(Left to right) Cam, Scott and Jordan take their victory lap. Forthe record, Jordan said he would toss his "Victory Lap" T-Shirt to me in the stands and, let's just say, I'm still waiting.
The Men's 110M Hurdles
Matthew Knight Arena from the north.
The new and improved "Pit."
April 10, 2010 - 6:10 PM
The sun was shining on Historic Hayward Field this afternoon at the Pepsi Team Invitation as our Men's and Women's Track & Field teams both emerged with decisive victorious over a field of worthy adversaries.
The Ducks women, ranked second in the nation, finished with 212 points, ahead of first-ranked Texas A&M (179.5), Missouri (141) and Washington (129.5). Our distance runners showed up to play as usual today. Jordan Hasay, Nicole Blood and Mattie Bridgom swept the women's 5000 Meter. Blood and Alex Kosinski finished 2nd and 3rd in the 1500 Meter and Anne Kesselring finished 1st in the 800 Meter.
But, the women's sprinters took back the spotlight as Amber Purvis set school records in both the 100 Meter and 200 Meter dash. To give you a sense of the enormity of those numbers, Purvis previously set both records at the 2009 Pepsi Invitational . . . . as a FRESHMAN! Talk about talent. Plus, she did it today in the face of Texas A&M, who's known for their sprinters. Our team for the 4x100 Meter Relay - White, Purvis, Baker & Youngblood - set a school record at 44.13 seconds, and it would have been a new meet record if Texas A&M's team - Adeoti, Lucas, Duncan & Mayo - didn't put up a 43.89 second mark to beat it.

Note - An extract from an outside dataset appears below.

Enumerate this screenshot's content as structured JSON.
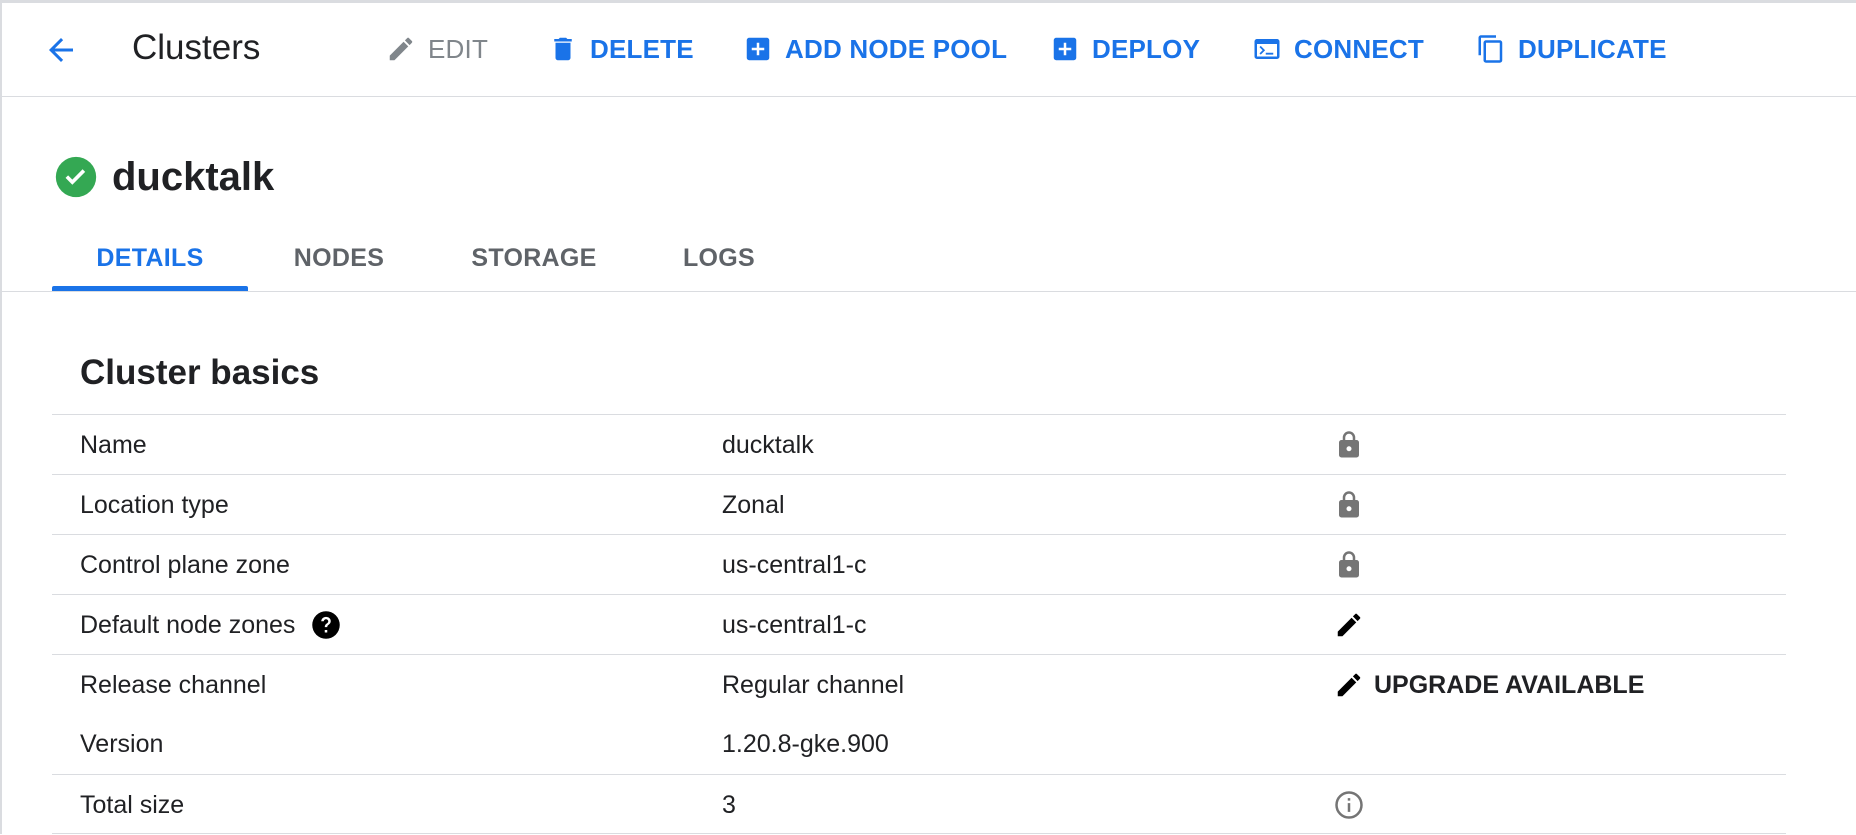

The Oregon Men's team, ranked third in the nation, was equally dominating in their performance. Ranked third in the nation, they scored 186 points which was good enough to beat second-ranked Texas A&M (151), Washington (132), Illinois (109) and Missouri (103).
Ashton Eaton, fresh off his World Record setting performance in the Indoor Heptathalon, won the Men's Long Jump, 110 Meter Hurdles and was a quarter of the Men's 4x400 Meter Relay team Eaton, Thompson, Ackley & Barlow - that finished second behind Texas A&M.
Head coach Vin Lananna summed up the day nicely saying, "We try to pick the best suited people to get the job done. Amber Purvis was great today. Also freshman Jordan Hasay and Mac Fleet stood out. And of course our Ashton Eaton, who scored 45 points."
Then again, Ashton might have captured the Oregon spirit a little better. "We thought we would win," Eaton said, "Maybe not dominate, but win."
The real story, at least for my roommates and me, happened on the hammer field. Remember, our roommate, Cam, as well as two good friends, Jordan Stray and Scott Penny throw the hammer for the team and they all had stellar days. Jordan won the Hammer Throw overall with a mark of 65.13 meters. On a side note, though, his first throw of the day (64.01 meters) would also have beaten the entire field. The victory was made even sweeter because today is Jordan's 21st birthday.
Scott finished in 6th with a throw of 57.79 meters and Cam finished just behind him in 7th with 54.96 meters. Cam actually beat his personal best mark with every throw. His goal for the meet was to reach 55.0 meters. Only four centimeters away! But he still had a great day, and he's only a few feet away from qualifying for the NCAA Regional Championships. I'll keep you all posted on that one.
Feels good to be back at Hayward Field.
Jordan won the Men's Hammer Throw with a mark of 65.13 meters